Members of a 'diabetes practice team' (GPs, Nurse Practitioners and Practice Nurses) wanting to provide enhanced services to their own diabetes practice population or to neighbouring practices. It is recommended that two members of a practice team attend the course, including a GP or Nurse Practitioner. This encourages a seamless, team approach to diabetes service provision, encouraging consistent, structured patient care. Practices with a total population of fewer than 6000 patients may struggle to see enough patients with type 2 diabetes to achieve accreditation and maintain their skills. Practices with a large diabetic population may decide to train more than one practice nurse. More than two people from one practice attending the same course can create problems in achieving the required number of insulin and GLP-1 initiations to achieve university accreditation.
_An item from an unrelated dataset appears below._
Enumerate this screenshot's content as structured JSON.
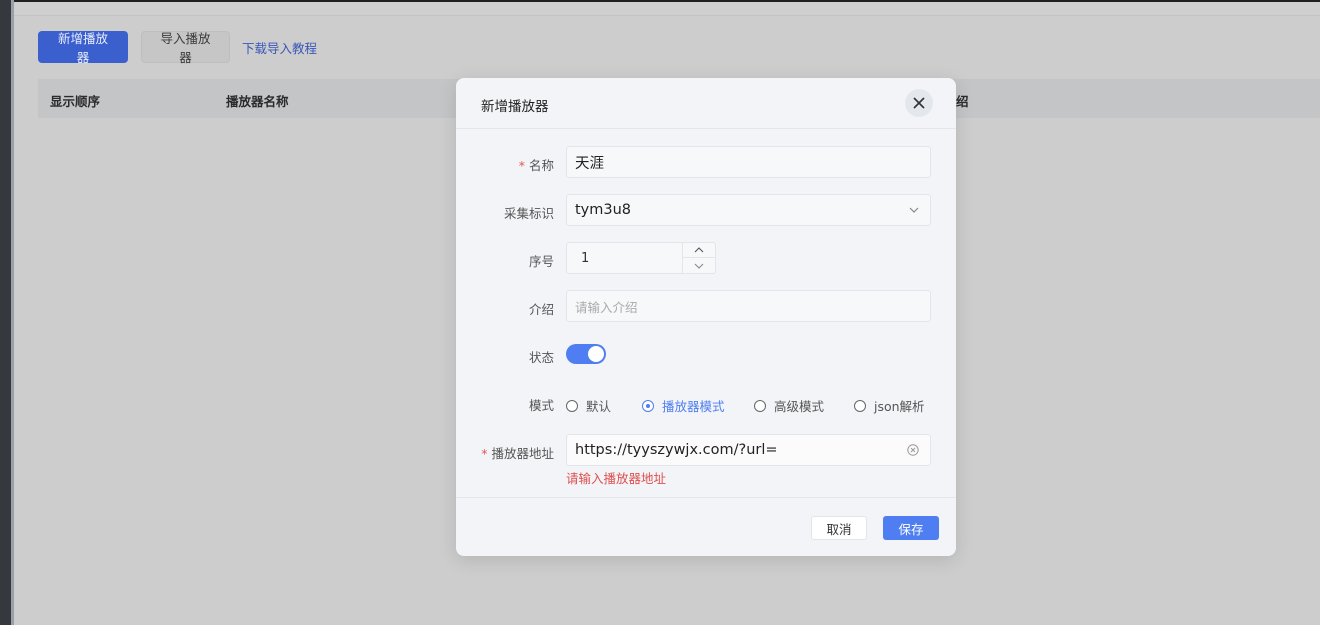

What are the entry criteria for PITstop?
- Participants must have attended a foundation level diabetes course or are prepared to complete directed e-learning prior to attending the course and
- have at least one year's experience in supporting people with type 2 diabetes
- have worked with a specialist diabetes team within the last three years.
What do I have to do to achieve university accreditation?
Participants must attend all three modules and within twelve months of completing module 1 must have:
- completed the PITstop competency assessment with support from a local mentor and
- completed a 1500-word reflective report on one of their insulin or GLP-1 initiations
Participants not achieving the required competencies are advised to complete the clinical assessment which consists of:
- four insulin initiations and two GLP-1 initiations
- an annual review with a person on insulin
Can I attend PITstop for my own personal development or to enable me to support other members of my practice team?
Yes. You do not have to complete the university accreditation but it is recommended that you complete the competency assessment as either a self-assessment, or with a local mentor, after the course. For GPs, PITstop is accredited with the RCGP.
“I work as a GP in Wolverhampton and have a particular interest in diabetes. During this time, I have attended many courses and updates tailored to those who look after a diabetes register. I have found PITstop Diabetes to be one of the most informative courses to date. Its ability to effectively digest and relay some of the important landmark studies, in combination with a very hands-on practical teaching style (in particular to injectable therapies), sets it quite apart from other educational events. This, coupled with Anne Goodchild’s infectious enthusiasm for delivering better diabetes care in the community, make PITstop a ‘must’ course to attend for all primary care practitioners who work in this field.“ - Dr Amro Maarouf, GP